HSBC Holdings PLC Chairman Stephen Green said its U.S. business is "going better than expected," after loan charges at Europe's largest lender increased more slowly than expected in the first half.
On Monday the company reported a pretax loss of $3.7 billion from North American operations, compared with a loss of $2.89 billion a year earlier.
HSBC set aside $13.9 billion to cover bad loans, less than the $15.3 billion median estimate among analysts surveyed by Bloomberg News.
"I can't tell you what's happening with impairments, but it's going better than we expected and analysts expected," Green said in an interview Tuesday. "And the rundown is going well."
In Europe, pretax profit fell to $2.98 billion from $5.2 billion. Profit from Hong Kong declined to $2.5 billion from $3.07 billion, while earnings from the rest of Asia dropped to $2.02 billion from $2.6 billion.
Green said Tuesday that emerging markets will continue to outgrow the U.S. and Europe "for the next generation" and that HSBC is "well positioned" to take advantage of the shift.

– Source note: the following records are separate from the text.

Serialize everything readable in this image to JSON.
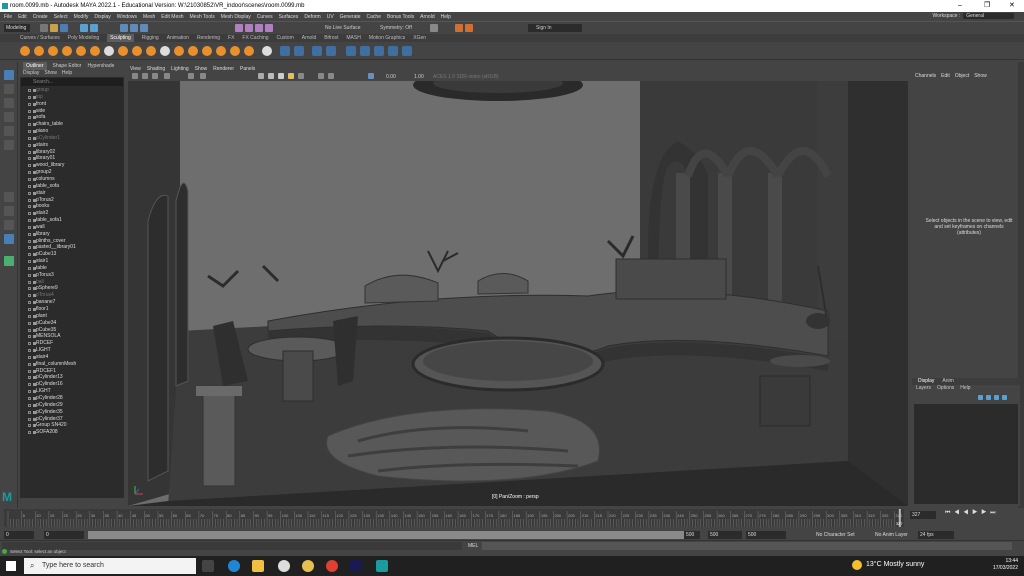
{
  "title": "room.0099.mb - Autodesk MAYA 2022.1 - Educational Version: W:\\21030852\\VR_indoor\\scenes\\room.0099.mb",
  "menu": [
    "File",
    "Edit",
    "Create",
    "Select",
    "Modify",
    "Display",
    "Windows",
    "Mesh",
    "Edit Mesh",
    "Mesh Tools",
    "Mesh Display",
    "Curves",
    "Surfaces",
    "Deform",
    "UV",
    "Generate",
    "Cache",
    "Bonus Tools",
    "Arnold",
    "Help"
  ],
  "workspace": {
    "label": "Workspace :",
    "value": "General"
  },
  "status": {
    "mode": "Modeling",
    "live": "No Live Surface",
    "symmetry": "Symmetry: Off",
    "signin": "Sign In"
  },
  "shelf_tabs": [
    "Curves / Surfaces",
    "Poly Modeling",
    "Sculpting",
    "Rigging",
    "Animation",
    "Rendering",
    "FX",
    "FX Caching",
    "Custom",
    "Arnold",
    "Bifrost",
    "MASH",
    "Motion Graphics",
    "XGen"
  ],
  "shelf_active": "Sculpting",
  "outliner": {
    "tabs": [
      "Outliner",
      "Shape Editor",
      "Hypershade"
    ],
    "menu": [
      "Display",
      "Show",
      "Help"
    ],
    "search": "Search...",
    "items": [
      {
        "n": "group",
        "d": true
      },
      {
        "n": "top",
        "d": true
      },
      {
        "n": "front",
        "d": false
      },
      {
        "n": "side",
        "d": false
      },
      {
        "n": "sofa",
        "d": false
      },
      {
        "n": "chairs_table",
        "d": false
      },
      {
        "n": "piano",
        "d": false
      },
      {
        "n": "pCylinder1",
        "d": true
      },
      {
        "n": "stairs",
        "d": false
      },
      {
        "n": "library02",
        "d": false
      },
      {
        "n": "library01",
        "d": false
      },
      {
        "n": "wood_library",
        "d": false
      },
      {
        "n": "group2",
        "d": false
      },
      {
        "n": "columns",
        "d": false
      },
      {
        "n": "table_sofa",
        "d": false
      },
      {
        "n": "stair",
        "d": false
      },
      {
        "n": "pTorus2",
        "d": false
      },
      {
        "n": "books",
        "d": false
      },
      {
        "n": "stair2",
        "d": false
      },
      {
        "n": "table_sofa1",
        "d": false
      },
      {
        "n": "wall",
        "d": false
      },
      {
        "n": "library",
        "d": false
      },
      {
        "n": "plinths_cover",
        "d": false
      },
      {
        "n": "pasted__library01",
        "d": false
      },
      {
        "n": "pCube13",
        "d": false
      },
      {
        "n": "stair1",
        "d": false
      },
      {
        "n": "table",
        "d": false
      },
      {
        "n": "pTorus3",
        "d": false
      },
      {
        "n": "ball",
        "d": true
      },
      {
        "n": "pSphere9",
        "d": false
      },
      {
        "n": "pTorus4",
        "d": true
      },
      {
        "n": "banane7",
        "d": false
      },
      {
        "n": "floor1",
        "d": false
      },
      {
        "n": "plant",
        "d": false
      },
      {
        "n": "pCube34",
        "d": false
      },
      {
        "n": "pCube35",
        "d": false
      },
      {
        "n": "MENSOLA",
        "d": false
      },
      {
        "n": "RDCEF",
        "d": false
      },
      {
        "n": "LIGHT",
        "d": false
      },
      {
        "n": "stair4",
        "d": false
      },
      {
        "n": "final_columnMesh",
        "d": false
      },
      {
        "n": "RDCEF1",
        "d": false
      },
      {
        "n": "pCylinder13",
        "d": false
      },
      {
        "n": "pCylinder16",
        "d": false
      },
      {
        "n": "LIGHT",
        "d": false
      },
      {
        "n": "pCylinder28",
        "d": false
      },
      {
        "n": "pCylinder29",
        "d": false
      },
      {
        "n": "pCylinder35",
        "d": false
      },
      {
        "n": "pCylinder37",
        "d": false
      },
      {
        "n": "Group SN420",
        "d": false
      },
      {
        "n": "SOFA208",
        "d": false
      }
    ]
  },
  "viewport": {
    "menu": [
      "View",
      "Shading",
      "Lighting",
      "Show",
      "Renderer",
      "Panels"
    ],
    "exposure": "0.00",
    "gamma": "1.00",
    "colorspace": "ACES 1.0 SDR-video (sRGB)",
    "camera": "[0] Pan/Zoom : persp"
  },
  "channel_box": {
    "menu": [
      "Channels",
      "Edit",
      "Object",
      "Show"
    ],
    "message": "Select objects in the scene to view, edit and set keyframes on channels (attributes)"
  },
  "layers": {
    "tabs": [
      "Display",
      "Anim"
    ],
    "menu": [
      "Layers",
      "Options",
      "Help"
    ]
  },
  "timeline": {
    "ticks": [
      "5",
      "10",
      "15",
      "20",
      "25",
      "30",
      "35",
      "40",
      "45",
      "50",
      "55",
      "60",
      "65",
      "70",
      "75",
      "80",
      "85",
      "90",
      "95",
      "100",
      "105",
      "110",
      "115",
      "120",
      "125",
      "130",
      "135",
      "140",
      "145",
      "150",
      "155",
      "160",
      "165",
      "170",
      "175",
      "180",
      "185",
      "190",
      "195",
      "200",
      "205",
      "210",
      "215",
      "220",
      "225",
      "230",
      "235",
      "240",
      "245",
      "250",
      "255",
      "260",
      "265",
      "270",
      "275",
      "280",
      "285",
      "290",
      "295",
      "300",
      "305",
      "310",
      "315",
      "320",
      "325"
    ],
    "current": "327",
    "current_box": "327"
  },
  "range": {
    "start": "0",
    "start2": "0",
    "end": "500",
    "end2": "500",
    "end3": "500",
    "char_set": "No Character Set",
    "anim_layer": "No Anim Layer",
    "fps": "24 fps"
  },
  "cmd": {
    "label": "MEL"
  },
  "help": "Select Tool: select an object",
  "taskbar": {
    "search": "Type here to search",
    "weather": "13°C  Mostly sunny",
    "time": "13:44",
    "date": "17/03/2022"
  },
  "colors": {
    "maya_bg": "#444444",
    "panel_dark": "#2b2b2b",
    "shelf_orange": "#e9902c",
    "viewport": "#6d6d6d"
  }
}
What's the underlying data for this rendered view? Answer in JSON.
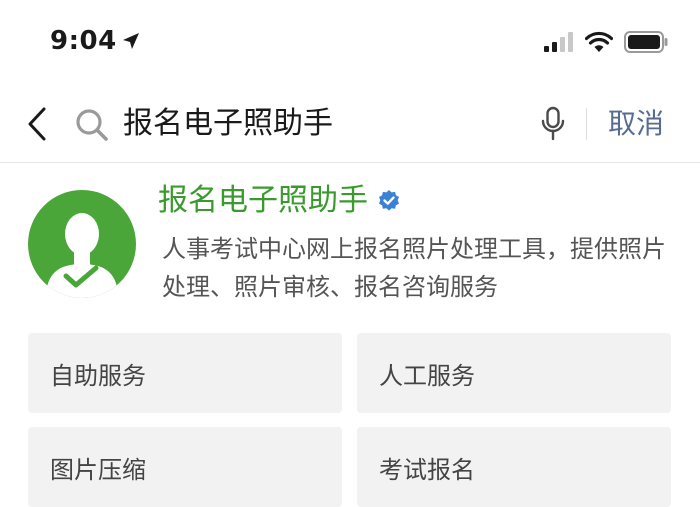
{
  "status_bar": {
    "time": "9:04",
    "icons": [
      "location-arrow-icon",
      "signal-icon",
      "wifi-icon",
      "battery-icon"
    ]
  },
  "search": {
    "query": "报名电子照助手",
    "cancel_label": "取消",
    "icons": [
      "back-chevron-icon",
      "search-icon",
      "microphone-icon"
    ]
  },
  "account": {
    "name": "报名电子照助手",
    "verified": true,
    "description": "人事考试中心网上报名照片处理工具，提供照片处理、照片审核、报名咨询服务",
    "avatar_icon": "person-check-avatar-icon"
  },
  "services": [
    {
      "label": "自助服务"
    },
    {
      "label": "人工服务"
    },
    {
      "label": "图片压缩"
    },
    {
      "label": "考试报名"
    }
  ],
  "colors": {
    "accent_green": "#3a9a2e",
    "avatar_green": "#4ba63a",
    "link_blue": "#576b95",
    "verified_blue": "#3b82d6",
    "button_bg": "#f2f2f2"
  }
}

Though HSBC's deposit base in China puts pressure on net interest margins as interest rates fall, it will benefit once borrowing costs start rising again, said Sandy Flockhart, HSBC's chief executive for the Asia-Pacific region, in a separate interview Tuesday.